Shafak: Authoritarianism is the biggest problem in developing democracies. It is a condition that affects everyone in power, sometimes even regardless of their ideological positions. So, for instance, Kemalists turn out to be authoritarian. Conservatives who replace them equally if not more so. Then social democrats can tomorrow do the same. Because we have not internalized pluralistic democracy in lands such as ours, politicians easily become authoritarian. That is why it is of crucial importance to have solid checks and balances and to have a diverse, free media.
Al-Monitor: When the ruling government in Turkey came out with the new democratization package in October 2013, you stated that it was not enough. It seems that what you wrote in The Guardian is today valid, not only for Turkey, but for many societies across the world. ["Society has changed: Turkey's people are changing faster than its politicians. And the gap is increasingly visible. These reforms do not embrace the whole of society, giving the impression that some citizens are being favored and others forgotten."]
On that note, considering we recently entered the new year, what are your thoughts on Turkey in 2014? Leave us with your own message from the book, if applicable, as well.

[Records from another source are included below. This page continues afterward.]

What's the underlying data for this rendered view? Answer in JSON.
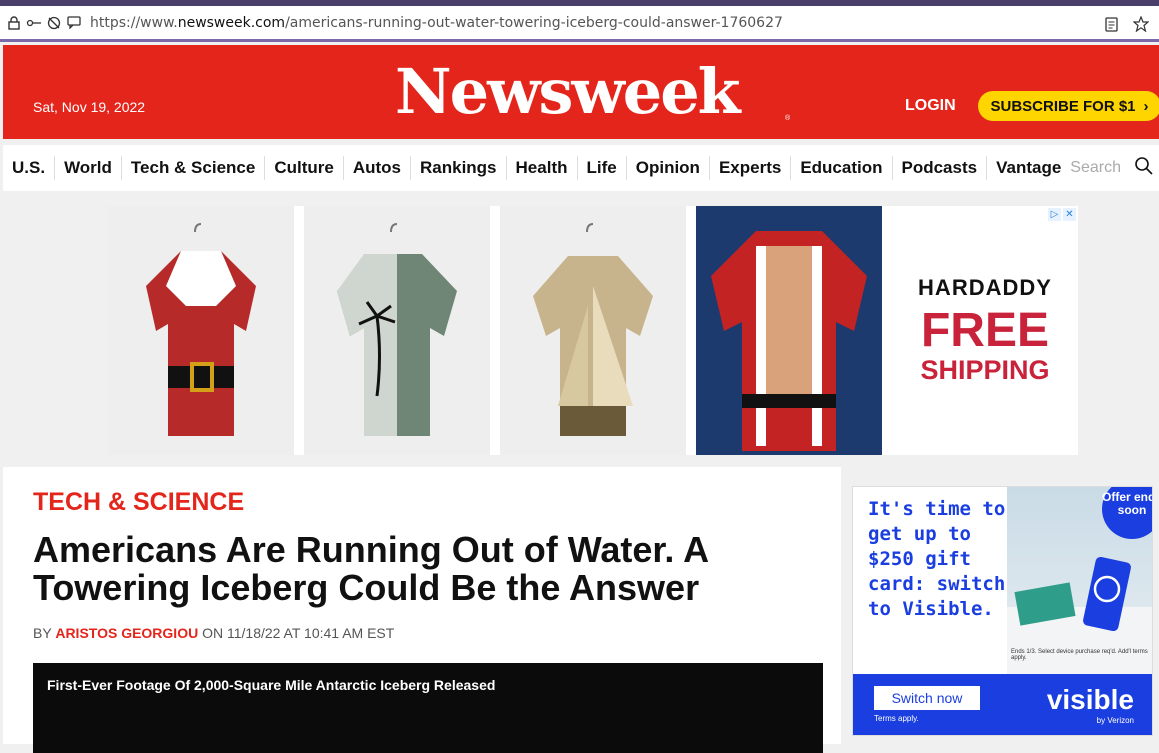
{
  "browser": {
    "url_prefix": "https://www.",
    "url_domain": "newsweek.com",
    "url_path": "/americans-running-out-water-towering-iceberg-could-answer-1760627"
  },
  "header": {
    "date": "Sat, Nov 19, 2022",
    "logo": "Newsweek",
    "logo_mark": "®",
    "login": "LOGIN",
    "subscribe": "SUBSCRIBE FOR $1",
    "subscribe_chevron": "›"
  },
  "nav": {
    "items": [
      "U.S.",
      "World",
      "Tech & Science",
      "Culture",
      "Autos",
      "Rankings",
      "Health",
      "Life",
      "Opinion",
      "Experts",
      "Education",
      "Podcasts",
      "Vantage"
    ],
    "search_placeholder": "Search"
  },
  "ad_banner": {
    "brand": "HARDADDY",
    "headline": "FREE",
    "subline": "SHIPPING",
    "choices": [
      "▷",
      "✕"
    ]
  },
  "article": {
    "section": "TECH & SCIENCE",
    "headline": "Americans Are Running Out of Water. A Towering Iceberg Could Be the Answer",
    "by": "BY",
    "author": "ARISTOS GEORGIOU",
    "date": "ON 11/18/22 AT 10:41 AM EST",
    "video_title": "First-Ever Footage Of 2,000-Square Mile Antarctic Iceberg Released"
  },
  "side_ad": {
    "headline": "It's time to get up to $250 gift card: switch to Visible.",
    "offer": "Offer ends soon",
    "fine_print": "Ends 1/3. Select device purchase req'd. Add'l terms apply.",
    "button": "Switch now",
    "terms": "Terms apply.",
    "logo": "visible",
    "by": "by Verizon"
  },
  "colors": {
    "brand_red": "#e4251b",
    "subscribe_yellow": "#ffd500",
    "visible_blue": "#1a3ee0"
  }
}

Shafak: Turkey has a large, young population. Turkey’s women are not passive. Long gone are the days when we used to believe we were a mass of undifferentiated individuals and everyone in Turkey had to automatically be a Turk. People can now say or at least, they do want to say aloud, “I am an Alevi, I am a Kurd, I am an Armenian, I am Jewish, I am gay, I am a pacifist and so on.” … The differences that were swept under the carpet in the name of uniformity are now visible and irrepressible. This might seem scary at first glance but it is the only way to true democracy. Diversity is beautiful. Diversity is to be celebrated. Top-down uniformity and sameness are not conducive to democracy. The important thing is to manage to create common values of coexistence, empathy and democracy. Will we be able to do that? This is the greatest test that Turkey is going through at the moment. But it is a test that is relevant for the entire world.